WO2007062020A2 *Nov 20, 2006May 31, 2007Qualcomm IncMobile security system and method
WO2007076201A2Nov 28, 2006Jul 5, 2007Sony Electronics IncDigital rights management using trusted time
WO2008154308A1 *Jun 5, 2008Dec 18, 2008Sandisk CorpMemory device with circuitry for improving accuracy of a time estimate used in digital rights management (drm) license validation and method for use therewith
WO2013189291A1 *Jun 20, 2013Dec 27, 2013Huawei Technologies Co., Ltd.Security mode for mobile communications devices
Classifications
U.S. Classification713/178, 713/503, 713/400
International ClassificationH04L9/32
Cooperative ClassificationH04L9/3297
European ClassificationH04L9/32T
Legal Events
DateCodeEventDescription
Sep 14, 2011FPAYFee payment
Year of fee payment: 8
Nov 5, 2007REMIMaintenance fee reminder mailed
Oct 29, 2007FPAYFee payment
Year of fee payment: 4
Sep 17, 1999ASAssignment
Owner name: ADOBE SYSTEMS INCORPORATED, CALIFORNIA

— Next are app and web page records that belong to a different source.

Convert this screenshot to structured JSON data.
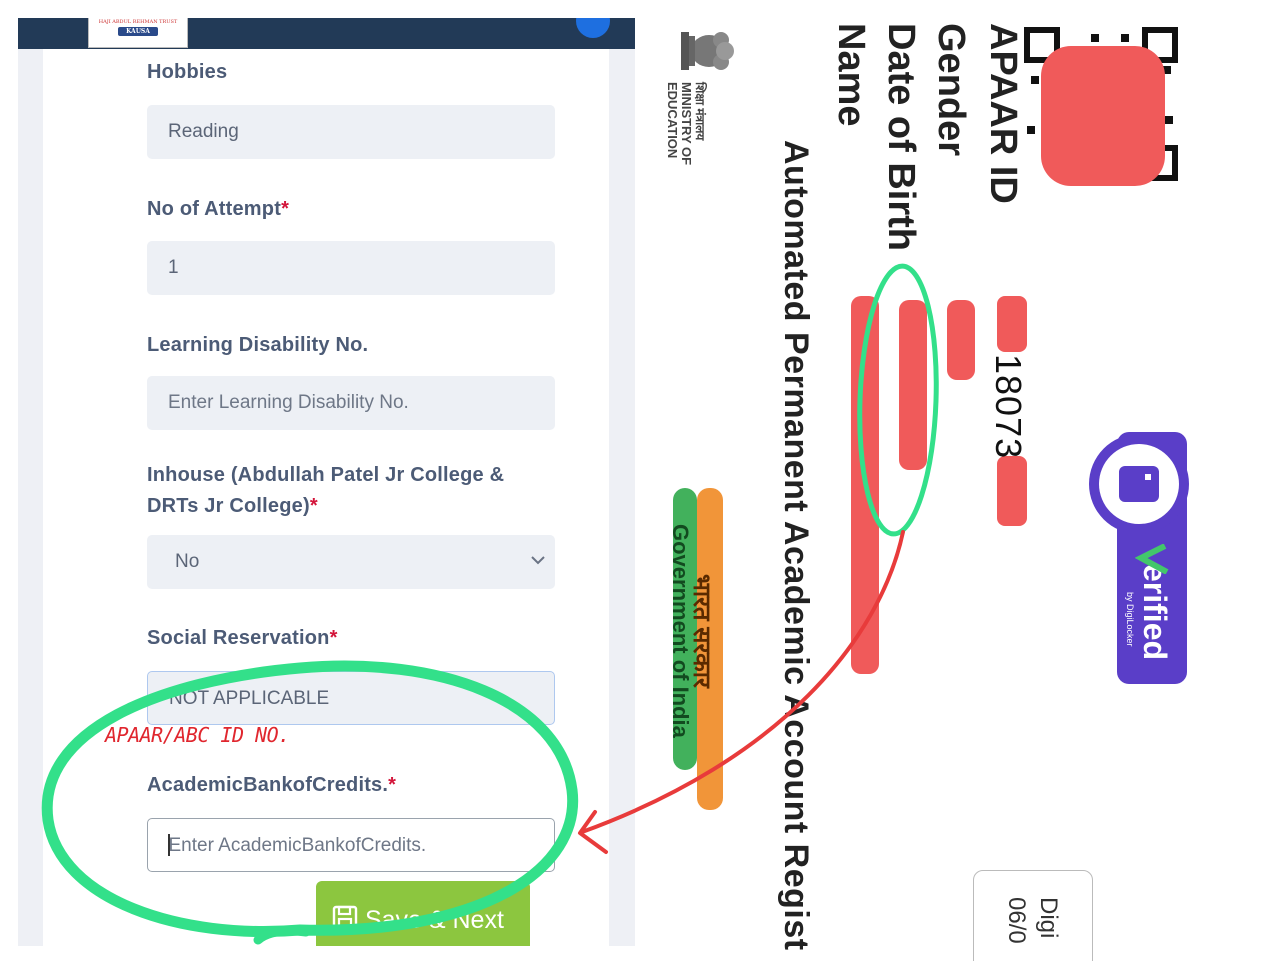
{
  "form": {
    "fields": {
      "hobbies": {
        "label": "Hobbies",
        "value": "Reading"
      },
      "attempts": {
        "label": "No of Attempt",
        "required_mark": "*",
        "value": "1"
      },
      "learning_disability": {
        "label": "Learning Disability No.",
        "placeholder": "Enter Learning Disability No."
      },
      "inhouse": {
        "label_line1": "Inhouse (Abdullah Patel Jr College &",
        "label_line2": "DRTs Jr College)",
        "required_mark": "*",
        "value": "No"
      },
      "social_reservation": {
        "label": "Social Reservation",
        "required_mark": "*",
        "value": "NOT APPLICABLE"
      },
      "abc": {
        "label": "AcademicBankofCredits.",
        "required_mark": "*",
        "placeholder": "Enter AcademicBankofCredits."
      }
    },
    "save_button": {
      "label": "Save & Next",
      "icon": "floppy-disk-icon"
    },
    "logo_text": {
      "line1": "HAJI ABDUL REHMAN TRUST",
      "line2": "KAUSA"
    }
  },
  "annotation": {
    "handwritten_note": "APAAR/ABC ID NO.",
    "colors": {
      "highlight": "#33e08a",
      "note": "#e0262e",
      "arrow": "#e83b3b"
    }
  },
  "apaar_card": {
    "title": "Automated Permanent Academic Account Regist",
    "labels": {
      "name": "Name",
      "dob": "Date of Birth",
      "gender": "Gender",
      "apaar_id": "APAAR ID"
    },
    "apaar_id_partial": "18073",
    "ministry": {
      "hindi": "शिक्षा मंत्रालय",
      "line1": "MINISTRY OF",
      "line2": "EDUCATION"
    },
    "government": {
      "hindi": "भारत सरकार",
      "english": "Government of India"
    },
    "verified_badge": {
      "text": "erified",
      "by": "by DigiLocker"
    },
    "issue_box": {
      "line1": "Digi",
      "line2": "06/0"
    },
    "colors": {
      "redaction": "#f05a5a",
      "badge": "#5a3ec8",
      "saffron": "#f08a24",
      "green": "#2ea84a"
    }
  }
}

Free format text: ASSIGNMENT OF ASSIGNORS INTEREST;ASSIGNOR:SITES, RICHARD L.;REEL/FRAME:010349/0795
Effective date: 19990915